(Directions) Find the number of lines containing the string "label" in the data. Answer with the number by itself.

*** Recorded data

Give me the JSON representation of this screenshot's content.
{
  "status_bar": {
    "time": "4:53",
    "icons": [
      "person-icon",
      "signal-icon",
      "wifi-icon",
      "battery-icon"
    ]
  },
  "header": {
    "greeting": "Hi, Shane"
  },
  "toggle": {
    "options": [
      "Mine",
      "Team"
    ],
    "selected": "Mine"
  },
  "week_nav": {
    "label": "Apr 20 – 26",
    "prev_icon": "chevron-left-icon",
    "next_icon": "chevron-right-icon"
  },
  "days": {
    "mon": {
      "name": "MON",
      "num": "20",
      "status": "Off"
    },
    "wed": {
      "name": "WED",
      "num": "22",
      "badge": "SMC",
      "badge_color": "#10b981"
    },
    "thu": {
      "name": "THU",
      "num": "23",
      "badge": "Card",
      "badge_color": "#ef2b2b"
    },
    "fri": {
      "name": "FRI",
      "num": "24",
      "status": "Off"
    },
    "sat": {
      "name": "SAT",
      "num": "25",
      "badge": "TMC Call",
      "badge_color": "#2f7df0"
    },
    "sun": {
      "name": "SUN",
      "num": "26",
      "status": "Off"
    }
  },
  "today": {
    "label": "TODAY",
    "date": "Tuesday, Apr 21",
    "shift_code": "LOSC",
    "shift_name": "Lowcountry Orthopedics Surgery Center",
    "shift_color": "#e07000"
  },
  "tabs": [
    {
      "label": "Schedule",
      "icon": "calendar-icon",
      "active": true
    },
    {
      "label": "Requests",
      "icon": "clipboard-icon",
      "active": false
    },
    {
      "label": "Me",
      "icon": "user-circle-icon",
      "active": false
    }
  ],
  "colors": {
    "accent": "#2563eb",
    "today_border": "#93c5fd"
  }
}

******

(Solution for this task) 5